French king Henri IV sent an emissary to the Paris home of his superintendent of finances, the Duc de Sully, in 1610 to request his presence at a meeting. On the arrival the messenger was shocked to find Sully taking a bath. The Duc prepared to leave his bath and attend the king but the messenger stalled him, alarmed. “Monsieur, do not quit your bath,” he said. “I fear that the king cares so much for your health,and so depends on it, that if he had known you were in such a situation, he would have come here himself.” With that emissary returned to Henri who, after taking medical advice, decided to reschedule the meeting at Sully’s house. The Duc received a note telling him to greet the king the following day” in your nightshirt, your leggings, your slippers and your nightcap, so that you come to no harm as a result of your recent bath.”
This antipathy to washing had begun with the outbreak of the Black Death in the mid-14th century. Prior to that bathing had been a popular activity, with thousands of Europeans flocking to public baths on a regular basis. The Romans famously loved to bath and despite a hiatus in the early Middle Ages, returning crusaders resurrected the idea of public baths, having experienced them in the east. However,when the plague arrived and begun to decimate populations across the continent, bodily washing was considered by some to be the culprit. It was believed that the disease was spread by water, entering the person through pores in the skin. Baths closed and the dirtiest ever period in the western world begun.
Health experts began to claim that diseases in general were spread through pores in the skin and that the solution was to plug them with dried sweat. In consequence, Europeans tended to reek. Smell was pretty much the ocean in which everybody was swimming. And it wasn’t just the poor who were dirty – the rich and powerful were equally neglectful of their personal hygiene. Queen Elizabeth I was known to take a bath monthly, while in France Louis XIII hadn’t bathed at all until he was seven. There truly was no social distinction when it came to dirtiness. The king’s body was the most precious body in the kingdom and because the best doctors of the day were telling him to wrap his body in the covering of sweat, to close up his pores, it is likely that the king took fewer baths than some of his subjects.

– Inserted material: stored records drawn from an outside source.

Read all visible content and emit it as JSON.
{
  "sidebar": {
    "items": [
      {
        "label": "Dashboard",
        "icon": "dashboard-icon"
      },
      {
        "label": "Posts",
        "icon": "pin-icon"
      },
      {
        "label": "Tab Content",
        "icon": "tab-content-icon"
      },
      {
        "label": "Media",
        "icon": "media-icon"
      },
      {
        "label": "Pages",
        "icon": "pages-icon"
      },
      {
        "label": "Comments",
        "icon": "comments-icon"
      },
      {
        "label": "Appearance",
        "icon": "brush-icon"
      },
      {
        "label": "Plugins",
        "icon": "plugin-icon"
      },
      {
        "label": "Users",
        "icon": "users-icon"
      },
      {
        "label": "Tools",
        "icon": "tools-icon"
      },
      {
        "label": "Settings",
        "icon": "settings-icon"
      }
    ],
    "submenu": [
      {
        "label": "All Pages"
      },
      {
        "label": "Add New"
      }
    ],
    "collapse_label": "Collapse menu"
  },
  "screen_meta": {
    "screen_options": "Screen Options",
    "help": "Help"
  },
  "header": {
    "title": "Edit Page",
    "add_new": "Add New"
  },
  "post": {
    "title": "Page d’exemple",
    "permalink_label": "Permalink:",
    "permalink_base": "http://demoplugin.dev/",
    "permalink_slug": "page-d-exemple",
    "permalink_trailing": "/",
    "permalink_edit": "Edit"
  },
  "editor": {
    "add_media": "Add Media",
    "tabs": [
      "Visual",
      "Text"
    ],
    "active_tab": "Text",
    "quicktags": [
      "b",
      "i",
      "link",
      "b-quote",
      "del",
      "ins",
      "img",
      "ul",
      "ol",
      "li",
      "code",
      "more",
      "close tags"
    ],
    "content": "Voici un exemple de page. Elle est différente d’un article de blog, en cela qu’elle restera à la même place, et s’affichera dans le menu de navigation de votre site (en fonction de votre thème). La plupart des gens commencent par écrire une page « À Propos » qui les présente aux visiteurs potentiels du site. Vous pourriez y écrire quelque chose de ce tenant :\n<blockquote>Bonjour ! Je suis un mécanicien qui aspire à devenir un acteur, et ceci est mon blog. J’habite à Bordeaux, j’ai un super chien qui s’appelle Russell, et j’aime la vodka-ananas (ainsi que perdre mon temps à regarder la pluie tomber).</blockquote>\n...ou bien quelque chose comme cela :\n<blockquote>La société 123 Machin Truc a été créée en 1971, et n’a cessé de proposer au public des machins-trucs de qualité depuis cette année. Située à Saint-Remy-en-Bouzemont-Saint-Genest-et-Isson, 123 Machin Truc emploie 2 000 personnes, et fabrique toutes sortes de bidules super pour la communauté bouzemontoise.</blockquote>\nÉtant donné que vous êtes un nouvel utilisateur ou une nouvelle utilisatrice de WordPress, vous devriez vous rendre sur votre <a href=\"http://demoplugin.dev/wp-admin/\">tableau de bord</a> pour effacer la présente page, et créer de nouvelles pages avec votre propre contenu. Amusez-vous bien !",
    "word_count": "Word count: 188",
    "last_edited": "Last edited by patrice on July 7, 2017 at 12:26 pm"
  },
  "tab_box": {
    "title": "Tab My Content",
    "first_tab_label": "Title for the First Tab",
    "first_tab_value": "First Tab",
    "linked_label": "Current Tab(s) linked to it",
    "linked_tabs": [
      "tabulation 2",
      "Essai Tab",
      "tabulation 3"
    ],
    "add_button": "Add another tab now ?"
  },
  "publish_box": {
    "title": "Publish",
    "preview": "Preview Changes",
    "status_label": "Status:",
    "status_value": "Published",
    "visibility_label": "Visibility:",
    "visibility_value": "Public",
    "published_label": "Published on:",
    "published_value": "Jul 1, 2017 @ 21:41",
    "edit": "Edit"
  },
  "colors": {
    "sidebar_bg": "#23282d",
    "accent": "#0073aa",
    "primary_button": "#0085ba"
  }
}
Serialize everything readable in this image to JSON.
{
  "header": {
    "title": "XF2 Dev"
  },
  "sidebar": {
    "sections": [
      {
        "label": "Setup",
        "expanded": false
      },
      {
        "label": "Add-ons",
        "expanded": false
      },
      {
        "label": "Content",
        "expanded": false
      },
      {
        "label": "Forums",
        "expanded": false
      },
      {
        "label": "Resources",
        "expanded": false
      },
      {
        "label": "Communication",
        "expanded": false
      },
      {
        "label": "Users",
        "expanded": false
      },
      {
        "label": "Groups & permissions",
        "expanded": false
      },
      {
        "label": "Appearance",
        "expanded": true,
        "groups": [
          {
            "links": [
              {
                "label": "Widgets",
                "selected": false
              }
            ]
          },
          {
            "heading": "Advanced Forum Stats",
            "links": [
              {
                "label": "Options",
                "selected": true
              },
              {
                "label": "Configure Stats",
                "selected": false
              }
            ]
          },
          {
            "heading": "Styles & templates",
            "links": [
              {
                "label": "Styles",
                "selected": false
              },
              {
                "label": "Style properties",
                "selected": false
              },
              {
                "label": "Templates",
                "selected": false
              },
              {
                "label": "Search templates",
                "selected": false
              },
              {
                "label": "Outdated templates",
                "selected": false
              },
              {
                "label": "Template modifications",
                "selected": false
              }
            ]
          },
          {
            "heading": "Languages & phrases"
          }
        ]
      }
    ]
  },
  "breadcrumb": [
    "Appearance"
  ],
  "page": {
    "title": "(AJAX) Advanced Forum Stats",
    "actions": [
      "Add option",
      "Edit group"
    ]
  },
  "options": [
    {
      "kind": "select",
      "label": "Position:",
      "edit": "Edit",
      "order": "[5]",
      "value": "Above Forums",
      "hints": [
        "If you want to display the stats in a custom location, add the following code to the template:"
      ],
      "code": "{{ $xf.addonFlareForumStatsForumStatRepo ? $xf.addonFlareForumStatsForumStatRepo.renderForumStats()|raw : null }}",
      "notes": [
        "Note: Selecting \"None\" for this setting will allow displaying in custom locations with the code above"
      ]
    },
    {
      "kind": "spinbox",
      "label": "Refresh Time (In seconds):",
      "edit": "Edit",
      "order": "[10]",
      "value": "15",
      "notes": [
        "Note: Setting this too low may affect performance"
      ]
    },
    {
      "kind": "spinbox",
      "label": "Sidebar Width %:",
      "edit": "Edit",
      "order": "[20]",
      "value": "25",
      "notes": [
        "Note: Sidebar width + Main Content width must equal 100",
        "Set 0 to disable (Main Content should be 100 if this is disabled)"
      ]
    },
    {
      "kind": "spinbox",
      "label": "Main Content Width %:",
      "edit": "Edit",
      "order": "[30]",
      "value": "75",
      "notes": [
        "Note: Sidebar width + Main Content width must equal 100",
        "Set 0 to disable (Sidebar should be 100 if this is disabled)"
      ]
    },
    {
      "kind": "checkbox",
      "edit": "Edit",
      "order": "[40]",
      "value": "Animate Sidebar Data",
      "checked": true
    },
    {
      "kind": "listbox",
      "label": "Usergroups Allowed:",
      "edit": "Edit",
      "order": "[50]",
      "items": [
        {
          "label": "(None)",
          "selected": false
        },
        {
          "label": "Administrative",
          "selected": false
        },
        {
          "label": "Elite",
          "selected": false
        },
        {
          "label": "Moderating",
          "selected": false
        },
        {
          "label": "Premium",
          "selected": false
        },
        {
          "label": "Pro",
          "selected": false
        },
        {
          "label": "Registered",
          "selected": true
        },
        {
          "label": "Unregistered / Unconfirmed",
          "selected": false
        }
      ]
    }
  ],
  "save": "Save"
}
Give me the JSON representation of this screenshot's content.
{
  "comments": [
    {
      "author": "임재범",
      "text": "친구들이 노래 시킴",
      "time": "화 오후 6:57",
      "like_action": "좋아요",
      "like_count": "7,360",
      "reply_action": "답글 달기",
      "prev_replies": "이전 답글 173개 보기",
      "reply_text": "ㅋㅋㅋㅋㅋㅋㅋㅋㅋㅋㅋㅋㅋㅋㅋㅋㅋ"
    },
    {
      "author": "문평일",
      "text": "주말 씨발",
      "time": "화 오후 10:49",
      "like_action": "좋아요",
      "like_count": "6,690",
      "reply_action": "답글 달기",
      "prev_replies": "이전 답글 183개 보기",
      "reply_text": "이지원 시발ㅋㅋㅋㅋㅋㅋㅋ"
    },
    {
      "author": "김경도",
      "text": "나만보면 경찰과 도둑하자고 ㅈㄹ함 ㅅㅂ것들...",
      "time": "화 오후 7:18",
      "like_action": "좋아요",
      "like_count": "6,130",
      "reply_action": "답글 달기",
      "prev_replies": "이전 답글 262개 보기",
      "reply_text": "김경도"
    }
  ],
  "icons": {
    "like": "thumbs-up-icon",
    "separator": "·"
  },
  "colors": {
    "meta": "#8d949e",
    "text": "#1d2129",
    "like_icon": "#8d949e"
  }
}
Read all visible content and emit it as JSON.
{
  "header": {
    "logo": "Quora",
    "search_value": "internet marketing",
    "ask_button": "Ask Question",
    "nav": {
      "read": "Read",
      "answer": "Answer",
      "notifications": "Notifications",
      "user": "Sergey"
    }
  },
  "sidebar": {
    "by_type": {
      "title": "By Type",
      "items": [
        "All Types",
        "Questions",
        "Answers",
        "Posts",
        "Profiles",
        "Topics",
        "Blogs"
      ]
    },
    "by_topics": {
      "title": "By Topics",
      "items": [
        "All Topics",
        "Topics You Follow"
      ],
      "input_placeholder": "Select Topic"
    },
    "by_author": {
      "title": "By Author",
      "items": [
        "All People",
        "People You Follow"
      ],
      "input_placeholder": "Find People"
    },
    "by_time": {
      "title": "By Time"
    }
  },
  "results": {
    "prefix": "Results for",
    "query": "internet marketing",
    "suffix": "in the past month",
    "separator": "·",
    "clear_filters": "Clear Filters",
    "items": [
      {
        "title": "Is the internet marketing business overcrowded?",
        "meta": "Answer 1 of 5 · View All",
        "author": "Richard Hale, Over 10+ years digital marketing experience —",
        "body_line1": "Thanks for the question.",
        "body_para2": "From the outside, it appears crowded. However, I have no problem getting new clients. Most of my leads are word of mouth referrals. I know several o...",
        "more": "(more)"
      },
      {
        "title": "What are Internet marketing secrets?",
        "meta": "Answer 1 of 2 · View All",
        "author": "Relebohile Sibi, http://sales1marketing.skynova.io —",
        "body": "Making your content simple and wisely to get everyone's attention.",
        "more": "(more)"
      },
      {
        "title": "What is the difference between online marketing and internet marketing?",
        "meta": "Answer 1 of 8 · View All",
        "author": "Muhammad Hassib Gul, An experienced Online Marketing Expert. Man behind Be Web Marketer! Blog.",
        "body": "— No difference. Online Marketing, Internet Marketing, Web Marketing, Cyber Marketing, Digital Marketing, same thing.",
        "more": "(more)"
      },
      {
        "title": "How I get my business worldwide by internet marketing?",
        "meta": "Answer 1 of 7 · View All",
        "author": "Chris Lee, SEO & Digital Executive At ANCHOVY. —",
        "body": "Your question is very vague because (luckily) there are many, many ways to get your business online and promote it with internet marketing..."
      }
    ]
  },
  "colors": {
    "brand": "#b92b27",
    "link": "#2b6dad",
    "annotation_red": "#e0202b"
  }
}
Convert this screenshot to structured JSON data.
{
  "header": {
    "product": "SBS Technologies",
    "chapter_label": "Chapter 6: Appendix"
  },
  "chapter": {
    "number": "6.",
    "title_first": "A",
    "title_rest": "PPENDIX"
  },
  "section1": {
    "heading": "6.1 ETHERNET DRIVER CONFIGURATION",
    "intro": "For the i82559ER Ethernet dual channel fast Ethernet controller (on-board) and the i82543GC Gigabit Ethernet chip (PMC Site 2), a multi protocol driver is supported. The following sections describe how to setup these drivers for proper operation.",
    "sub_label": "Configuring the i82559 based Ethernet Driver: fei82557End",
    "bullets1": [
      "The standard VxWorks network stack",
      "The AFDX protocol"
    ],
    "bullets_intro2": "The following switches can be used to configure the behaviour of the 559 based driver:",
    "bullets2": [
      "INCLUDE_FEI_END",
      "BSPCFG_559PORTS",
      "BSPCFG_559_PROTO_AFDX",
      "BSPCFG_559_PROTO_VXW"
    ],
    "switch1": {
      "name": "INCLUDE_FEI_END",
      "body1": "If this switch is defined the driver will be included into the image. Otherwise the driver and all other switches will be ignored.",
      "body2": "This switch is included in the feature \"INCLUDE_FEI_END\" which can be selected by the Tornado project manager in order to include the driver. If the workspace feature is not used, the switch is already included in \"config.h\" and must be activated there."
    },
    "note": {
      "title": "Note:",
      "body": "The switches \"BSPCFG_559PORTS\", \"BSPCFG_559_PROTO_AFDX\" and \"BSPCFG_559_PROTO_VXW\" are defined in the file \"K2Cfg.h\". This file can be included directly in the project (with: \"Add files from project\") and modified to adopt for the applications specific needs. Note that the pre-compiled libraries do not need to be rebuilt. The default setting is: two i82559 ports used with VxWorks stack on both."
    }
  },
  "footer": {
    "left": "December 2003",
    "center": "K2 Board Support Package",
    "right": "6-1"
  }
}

In the mid-19th century sanitary reformers went through France and tried to teach peasants that they could take more than one bath in their lifetime. But those peasants still believed that if they got into the water that they were going to die. Queen Victoria had no bathroom in Buckingham Palace when she acceded to the throne in 1837, and even as late as 1881, less then four percent of households in the German city of Cologne had one. The British had indoor plumbing more than half a century before the French did, even though the French knew all about it. In around 1830 when someone told the chief water engineer in Paris that in London a third of houses had piped water, he replied that it was a big mistake, it was never going to work.
With improvements of scientific knowledge, the health concerns relating to baths gradually receded and at the same time the benefits to the body of keeping clean were expounded. Florence Nightingale’s medical success were associated with washing her patients and in the American Civil War deaths from disease and injury were reduced the same way. The upper and middle classes took up bathing again and it was resulted in the strong class dividing. Suddenly upper class people noticed that the peasants, farmers and working people smelled differently, and to their mind not good.
These days the vast majority of people living in the west have the opportunity to wash as often as they like, and for many, cleanliness is little short of an obsession. As was in the beginning of 20th century, that was the interest of soap makers, deodorant makers, talcum powder and perfume makers to make us worried about how we smell.